The new ECHA CHEM database has been released by ECHA, and it now contains all REACH registration data. There are more details on the transition of ECHA's published data to ECHA CHEM here.

Diss Factsheets

Environmental fate & pathways

Endpoint summary

Administrative data

Description of key information

Additional information

Based on the available information Benzoguanamine should be considered as relatively stable under environmental conditions. Due to the low vapour pressure exposure of the atmosphere can be neglected. As data for photodegradation neither in soil nor in water are available hydrolysis is the only evaluated abiotic degradation pathway. The presented OECD study gave clear indication that Benzoguanamine has to be considered as hydrolytically stable under environmental conditions.

In addition, analysis of biotic degradation showed that Benzoguanamine is not readily biodegradable. However, estimations by QSAR calculation gave indication on an ultimate biodegradation within a timeframe of weeks to months.

The simulation study in surface water was conducted at 12 °C and showed no relevant degradation within the timeframe of 60 days.

As no kinetic parameter could be calculated from the results an unlimited half-life for persistent substances (default) in water is assumed. Based on the available information on the fate of Benzoguanamine the substance is considered to fulfill the "very persistent" criteria of Annex XIII of REACH.

QSAR estimations on the potential for bioaccumulation gave clear indication that bioaccumulation of Benzoguanamine within animals, respectively the food chain, is highly unlikely. For this reason further testing on bioaccumulation in fish has not been proposed in accordance with Annex IX of REACH Regulation.
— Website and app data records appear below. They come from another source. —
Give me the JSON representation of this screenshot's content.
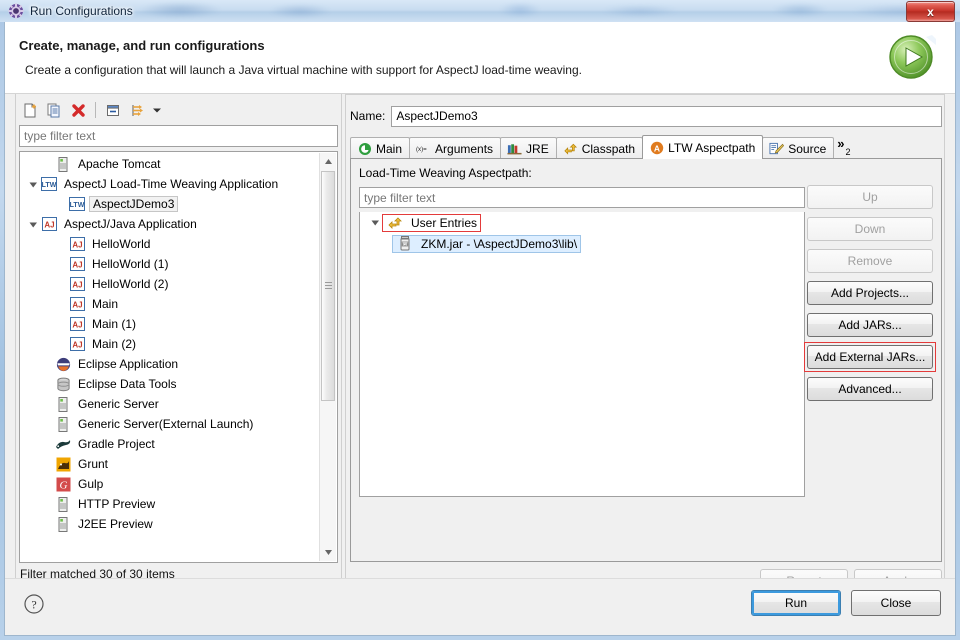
{
  "window": {
    "title": "Run Configurations",
    "title_icon": "gear-icon",
    "close_label": "x"
  },
  "header": {
    "title": "Create, manage, and run configurations",
    "description": "Create a configuration that will launch a Java virtual machine with support for AspectJ load-time weaving.",
    "badge_icon": "run-green-play-icon"
  },
  "left_panel": {
    "toolbar": [
      {
        "name": "new-launch-configuration-icon",
        "icon": "new-document-icon"
      },
      {
        "name": "duplicate-icon",
        "icon": "copy-icon"
      },
      {
        "name": "delete-icon",
        "icon": "red-x-icon"
      },
      {
        "name": "collapse-all-icon",
        "icon": "collapse-all-icon"
      },
      {
        "name": "filter-icon",
        "icon": "filter-arrows-icon"
      },
      {
        "name": "view-menu-icon",
        "icon": "chevron-down-icon"
      }
    ],
    "filter_placeholder": "type filter text",
    "filter_value": "",
    "status": "Filter matched 30 of 30 items",
    "tree": [
      {
        "label": "Apache Tomcat",
        "icon": "server-icon",
        "indent": 2,
        "expander": "none",
        "selected": false
      },
      {
        "label": "AspectJ Load-Time Weaving Application",
        "icon": "ltw-icon",
        "indent": 1,
        "expander": "expanded",
        "selected": false
      },
      {
        "label": "AspectJDemo3",
        "icon": "ltw-icon",
        "indent": 3,
        "expander": "none",
        "selected": true
      },
      {
        "label": "AspectJ/Java Application",
        "icon": "aj-icon",
        "indent": 1,
        "expander": "expanded",
        "selected": false
      },
      {
        "label": "HelloWorld",
        "icon": "aj-icon",
        "indent": 3,
        "expander": "none",
        "selected": false
      },
      {
        "label": "HelloWorld (1)",
        "icon": "aj-icon",
        "indent": 3,
        "expander": "none",
        "selected": false
      },
      {
        "label": "HelloWorld (2)",
        "icon": "aj-icon",
        "indent": 3,
        "expander": "none",
        "selected": false
      },
      {
        "label": "Main",
        "icon": "aj-icon",
        "indent": 3,
        "expander": "none",
        "selected": false
      },
      {
        "label": "Main (1)",
        "icon": "aj-icon",
        "indent": 3,
        "expander": "none",
        "selected": false
      },
      {
        "label": "Main (2)",
        "icon": "aj-icon",
        "indent": 3,
        "expander": "none",
        "selected": false
      },
      {
        "label": "Eclipse Application",
        "icon": "eclipse-icon",
        "indent": 2,
        "expander": "none",
        "selected": false
      },
      {
        "label": "Eclipse Data Tools",
        "icon": "database-icon",
        "indent": 2,
        "expander": "none",
        "selected": false
      },
      {
        "label": "Generic Server",
        "icon": "server-icon",
        "indent": 2,
        "expander": "none",
        "selected": false
      },
      {
        "label": "Generic Server(External Launch)",
        "icon": "server-icon",
        "indent": 2,
        "expander": "none",
        "selected": false
      },
      {
        "label": "Gradle Project",
        "icon": "gradle-icon",
        "indent": 2,
        "expander": "none",
        "selected": false
      },
      {
        "label": "Grunt",
        "icon": "grunt-icon",
        "indent": 2,
        "expander": "none",
        "selected": false
      },
      {
        "label": "Gulp",
        "icon": "gulp-icon",
        "indent": 2,
        "expander": "none",
        "selected": false
      },
      {
        "label": "HTTP Preview",
        "icon": "server-icon",
        "indent": 2,
        "expander": "none",
        "selected": false
      },
      {
        "label": "J2EE Preview",
        "icon": "server-icon",
        "indent": 2,
        "expander": "none",
        "selected": false
      }
    ]
  },
  "right_panel": {
    "name_label": "Name:",
    "name_value": "AspectJDemo3",
    "tabs": [
      {
        "label": "Main",
        "icon": "main-green-icon",
        "active": false
      },
      {
        "label": "Arguments",
        "icon": "arguments-xeq-icon",
        "active": false
      },
      {
        "label": "JRE",
        "icon": "jre-books-icon",
        "active": false
      },
      {
        "label": "Classpath",
        "icon": "classpath-arrows-icon",
        "active": false
      },
      {
        "label": "LTW Aspectpath",
        "icon": "aspectpath-orange-icon",
        "active": true
      },
      {
        "label": "Source",
        "icon": "source-pencil-icon",
        "active": false
      }
    ],
    "tab_overflow": {
      "chevron": "»",
      "count": "2"
    },
    "section_label": "Load-Time Weaving Aspectpath:",
    "entries_filter_placeholder": "type filter text",
    "entries_filter_value": "",
    "entries": [
      {
        "label": "User Entries",
        "icon": "user-entries-icon",
        "indent": 1,
        "expander": "expanded",
        "highlight": "red"
      },
      {
        "label": "ZKM.jar - \\AspectJDemo3\\lib\\",
        "icon": "jar-icon",
        "indent": 2,
        "expander": "none",
        "highlight": "selected"
      }
    ],
    "side_buttons": [
      {
        "label": "Up",
        "enabled": false,
        "highlight": false
      },
      {
        "label": "Down",
        "enabled": false,
        "highlight": false
      },
      {
        "label": "Remove",
        "enabled": false,
        "highlight": false
      },
      {
        "label": "Add Projects...",
        "enabled": true,
        "highlight": false
      },
      {
        "label": "Add JARs...",
        "enabled": true,
        "highlight": false
      },
      {
        "label": "Add External JARs...",
        "enabled": true,
        "highlight": true
      },
      {
        "label": "Advanced...",
        "enabled": true,
        "highlight": false
      }
    ],
    "revert_label": "Revert",
    "apply_label": "Apply"
  },
  "footer": {
    "help_icon": "question-mark-icon",
    "run_label": "Run",
    "close_label": "Close"
  },
  "colors": {
    "accent_blue": "#3c9ade",
    "highlight_red": "#e33b3b",
    "selection_blue": "#ddeeff",
    "title_bar": "#c8dcf0",
    "panel_bg": "#f0f0f0"
  }
}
Analysis of the transport and distribution behaviour of Benzoguanamine by OECD studies on the n-octanol/water partition coefficient as well as the adsorption coefficient showed that the substance is very mobile and is not likely to adsorb to soil nor sediment. Based on these results and the foreseeable conditions of use exposure of soil and sediment is expected to be negligible. This was also supported by two level-III-simulation of the distribution of Benzoguanamine in the different environmental compartments and the screening assessment for both compartments using the EP method.